--- Action item ---
Can you find the lines of the listing that include "JSON" and copy every one?

--- Source material ---
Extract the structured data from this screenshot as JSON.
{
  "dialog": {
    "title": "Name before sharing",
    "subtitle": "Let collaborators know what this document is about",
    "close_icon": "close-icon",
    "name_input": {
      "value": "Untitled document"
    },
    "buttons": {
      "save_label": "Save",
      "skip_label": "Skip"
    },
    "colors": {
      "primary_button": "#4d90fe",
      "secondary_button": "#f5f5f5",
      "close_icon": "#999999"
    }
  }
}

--

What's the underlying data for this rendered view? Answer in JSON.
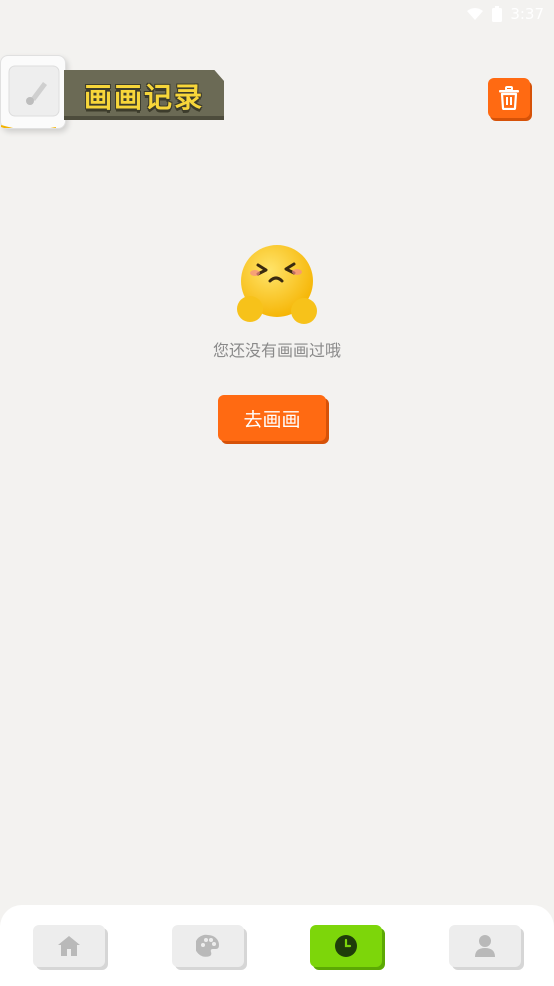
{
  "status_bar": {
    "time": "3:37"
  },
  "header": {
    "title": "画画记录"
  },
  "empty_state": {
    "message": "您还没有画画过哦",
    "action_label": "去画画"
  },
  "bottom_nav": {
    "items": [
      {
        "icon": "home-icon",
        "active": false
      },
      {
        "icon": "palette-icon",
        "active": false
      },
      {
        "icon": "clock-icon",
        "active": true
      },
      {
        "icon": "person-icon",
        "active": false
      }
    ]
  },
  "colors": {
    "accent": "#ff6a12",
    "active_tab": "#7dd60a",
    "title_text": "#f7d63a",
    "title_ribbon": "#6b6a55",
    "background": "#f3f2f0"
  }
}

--

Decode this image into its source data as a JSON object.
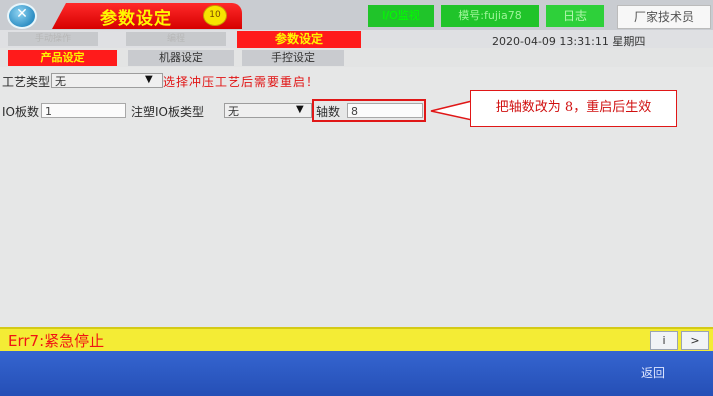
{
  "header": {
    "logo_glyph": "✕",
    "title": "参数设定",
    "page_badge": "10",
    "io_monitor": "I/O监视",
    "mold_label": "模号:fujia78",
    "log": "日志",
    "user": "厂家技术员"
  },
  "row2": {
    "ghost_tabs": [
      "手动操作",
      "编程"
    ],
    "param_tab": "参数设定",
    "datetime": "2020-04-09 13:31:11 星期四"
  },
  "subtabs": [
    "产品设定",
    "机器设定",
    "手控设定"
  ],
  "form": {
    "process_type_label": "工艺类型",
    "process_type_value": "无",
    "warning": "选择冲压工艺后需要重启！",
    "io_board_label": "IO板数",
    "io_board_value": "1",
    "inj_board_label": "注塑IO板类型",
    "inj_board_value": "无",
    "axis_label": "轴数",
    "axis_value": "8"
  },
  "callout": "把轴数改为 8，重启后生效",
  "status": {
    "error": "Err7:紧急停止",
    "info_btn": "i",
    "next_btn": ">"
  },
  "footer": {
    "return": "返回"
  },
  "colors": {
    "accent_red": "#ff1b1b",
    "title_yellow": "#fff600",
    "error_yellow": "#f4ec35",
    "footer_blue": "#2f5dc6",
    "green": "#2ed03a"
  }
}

--- Answer area ---
Extract the structured data from this screenshot as JSON.
What's the underlying data for this rendered view? Answer in JSON.
Decode this image into its source data as a JSON object.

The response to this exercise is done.